Functional Programming with MapPoint and F#: Part 1
The first of two articles by Richard Marsden on MapPoint and F#. Recently released as a full product by Microsoft, F# can be used as a functional language or as an imperative or object-oriented language, and is useful for multi-threaded programming.
F# is functional language for the .NET framework that is based on OCaml. Originally developed by Microsoft Research (Cambridge), it has recently been released as a full product by Microsoft. Functional programming has been favored by academia for a long time, but it has never expanded beyond niche applications in the commercial world. Although functional programming promises to be safer, the lack of supporting libraries and standard inter-language interfaces has been a major hurdle. F# might prove to be a major force in the adoption of functional programming. F# programs can easily access the entire .NET framework, and are about as fast as comparable C# programs. F# is also multi-paradigm. It can be used in a functional manner, but it can also be used as an imperative or objective oriented language. This allows you to easily switch to the most appropriate paradigm for the problem at hand.
Another force in F#'s favor is that of multi-threaded programming. F#'s objects and values are naturally immutable - making it much easier to write thread-safe code.
That is enough of an introduction to F#. If you would like to learn F#, there are already a number of very good books and websites. A good book that I recommend is "Expert F#" by Don Syme, Adam Granicz, Antonio Cisternino; published by Apress.
The following examples were typed into the F# command line environment (FSI.exe), but they can also be entered into a file and compiled using Visual Studio. Both are included in the F# download from Microsoft. When using the command line environment, each line is evaluated when it is completed with a ';;' token. F#s responses are not displayed for clarity. F# uses // for one line comments.
Using Late Binding
Following on from my previous article about late binding and C#, we shall first look at calling MapPoint from F# using late binding. This uses a traditional imperative approach. It also does not require a COM interop file to be created, but it is more verbose and is weakly typed.
In the fsi command line environment, type:
And that is all there is to it. It is very similar to the C# version, although the casting syntax is a little strange.
Using Early Binding
Next we shall look at early binding. This is more convenient because it allows compile-time type checking. It is also more natural and less verbose.
First you should create a MapPoint COM Interop called "Interop.MapPoint.dll", if you do not already have one. Normally you would use visual Studio to create this for you when you add a COM reference, but F# Projects in Visual Studio 2008 do not currently have this option. Therefore you should create it manually using the tlbimp.exe utility. You will need to change the paths, but an example usage is as follows:
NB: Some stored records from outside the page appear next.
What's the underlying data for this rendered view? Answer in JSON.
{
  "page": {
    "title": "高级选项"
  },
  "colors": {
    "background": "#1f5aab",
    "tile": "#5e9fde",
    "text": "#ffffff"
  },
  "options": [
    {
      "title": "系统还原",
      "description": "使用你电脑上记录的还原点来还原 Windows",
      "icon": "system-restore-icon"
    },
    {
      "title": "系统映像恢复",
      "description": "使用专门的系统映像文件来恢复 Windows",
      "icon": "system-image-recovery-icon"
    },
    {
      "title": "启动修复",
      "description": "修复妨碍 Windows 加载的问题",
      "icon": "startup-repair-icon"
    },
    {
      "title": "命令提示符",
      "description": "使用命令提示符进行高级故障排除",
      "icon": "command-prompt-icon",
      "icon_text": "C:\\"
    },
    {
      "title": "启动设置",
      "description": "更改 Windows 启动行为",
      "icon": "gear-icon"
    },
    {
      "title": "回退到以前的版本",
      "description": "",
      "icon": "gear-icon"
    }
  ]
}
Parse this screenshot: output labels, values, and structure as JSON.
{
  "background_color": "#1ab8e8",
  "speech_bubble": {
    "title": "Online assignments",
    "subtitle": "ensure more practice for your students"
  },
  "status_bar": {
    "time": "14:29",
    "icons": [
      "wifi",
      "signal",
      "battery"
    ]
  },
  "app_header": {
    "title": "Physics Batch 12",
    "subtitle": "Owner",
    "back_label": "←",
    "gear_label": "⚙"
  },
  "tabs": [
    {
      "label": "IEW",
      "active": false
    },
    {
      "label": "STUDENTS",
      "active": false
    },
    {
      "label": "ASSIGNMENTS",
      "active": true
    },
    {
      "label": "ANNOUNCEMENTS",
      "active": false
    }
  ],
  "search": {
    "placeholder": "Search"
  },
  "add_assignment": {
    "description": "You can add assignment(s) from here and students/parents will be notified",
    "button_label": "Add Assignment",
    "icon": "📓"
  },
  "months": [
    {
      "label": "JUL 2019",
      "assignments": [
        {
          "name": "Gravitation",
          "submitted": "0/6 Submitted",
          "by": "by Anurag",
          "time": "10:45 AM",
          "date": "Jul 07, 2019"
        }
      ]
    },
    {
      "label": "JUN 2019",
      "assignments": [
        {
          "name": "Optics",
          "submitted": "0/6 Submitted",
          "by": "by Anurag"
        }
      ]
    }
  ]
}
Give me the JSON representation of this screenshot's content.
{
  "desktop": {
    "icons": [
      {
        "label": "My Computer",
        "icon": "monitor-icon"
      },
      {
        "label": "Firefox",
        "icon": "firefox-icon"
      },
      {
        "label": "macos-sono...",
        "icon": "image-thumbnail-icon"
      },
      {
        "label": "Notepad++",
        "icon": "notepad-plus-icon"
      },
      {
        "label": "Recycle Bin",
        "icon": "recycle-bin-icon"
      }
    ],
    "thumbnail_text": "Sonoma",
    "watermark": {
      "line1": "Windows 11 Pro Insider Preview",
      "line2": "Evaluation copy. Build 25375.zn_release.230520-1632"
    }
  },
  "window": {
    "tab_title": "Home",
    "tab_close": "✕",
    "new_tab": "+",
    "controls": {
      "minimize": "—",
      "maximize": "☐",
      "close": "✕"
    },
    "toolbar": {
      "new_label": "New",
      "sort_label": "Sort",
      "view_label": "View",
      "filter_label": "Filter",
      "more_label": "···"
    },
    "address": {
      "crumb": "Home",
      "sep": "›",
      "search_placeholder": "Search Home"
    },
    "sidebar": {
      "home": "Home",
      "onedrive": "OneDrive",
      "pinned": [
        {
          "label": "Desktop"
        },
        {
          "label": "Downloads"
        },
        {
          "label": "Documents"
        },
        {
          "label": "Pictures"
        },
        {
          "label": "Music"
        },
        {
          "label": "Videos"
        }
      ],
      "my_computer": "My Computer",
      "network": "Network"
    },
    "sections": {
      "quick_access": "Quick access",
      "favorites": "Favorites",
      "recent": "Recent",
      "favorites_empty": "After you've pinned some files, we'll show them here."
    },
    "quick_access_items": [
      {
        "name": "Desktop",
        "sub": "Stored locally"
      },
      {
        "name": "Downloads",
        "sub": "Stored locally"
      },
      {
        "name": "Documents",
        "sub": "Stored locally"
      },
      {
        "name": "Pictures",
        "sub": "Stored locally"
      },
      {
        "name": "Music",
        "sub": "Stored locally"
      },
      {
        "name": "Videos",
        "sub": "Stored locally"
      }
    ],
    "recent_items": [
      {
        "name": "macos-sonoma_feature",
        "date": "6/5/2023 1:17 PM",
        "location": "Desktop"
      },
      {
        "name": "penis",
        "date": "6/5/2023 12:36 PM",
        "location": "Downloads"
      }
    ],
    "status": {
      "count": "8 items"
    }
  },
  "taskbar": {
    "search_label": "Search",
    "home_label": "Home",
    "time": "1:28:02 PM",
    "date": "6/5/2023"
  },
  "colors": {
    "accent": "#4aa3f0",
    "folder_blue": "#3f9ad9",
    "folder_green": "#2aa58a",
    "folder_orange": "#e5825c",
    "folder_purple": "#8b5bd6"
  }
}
Tlbimp.exe MPNA82.tlb /out:"Interop.MapPoint.dll" /namespace:Interop.MapPoint /sysarray /transform:dispret
We are now ready to use MapPoint in F#. First we need to reference the COM Interop that we have just created, and any .NET namespaces that we need:
Next we create a new MapPoint instance. This time we use a functional approach to also set the Visible property in the same line of code. This uses an intermediate object app which is "returned" to mappoint.
Next we will do something useful and create a pushpin. Although it is essentially an assignment, the assignment performs a number of operations to create a temporary pushpin object p. The balloon state is then set, and MapPoint's view is moved to the pushpin. After all these operations are complete, the pushpin object p is returned as the value for oPin:
And that is it! I have only touched on functional programming and not done it justice. Readers interested in functional programming should read more about F#, or learn a pure functional language such as OCaml or Standard ML.
In part 2, I shall use F# to work through an existing pushpin set, classifying pushpins according to their existing data fields and assigning pushpin symbols accordingly.
Prior to Winwaed, Richard worked as a software developer working on
seismic processing algorithms for the oil exploration industry. He holds
geology and geophysics degrees from the University of Cambridge
(Churchill College), and the University of Durham; and an
interdisciplinary MBA from the University of Dallas.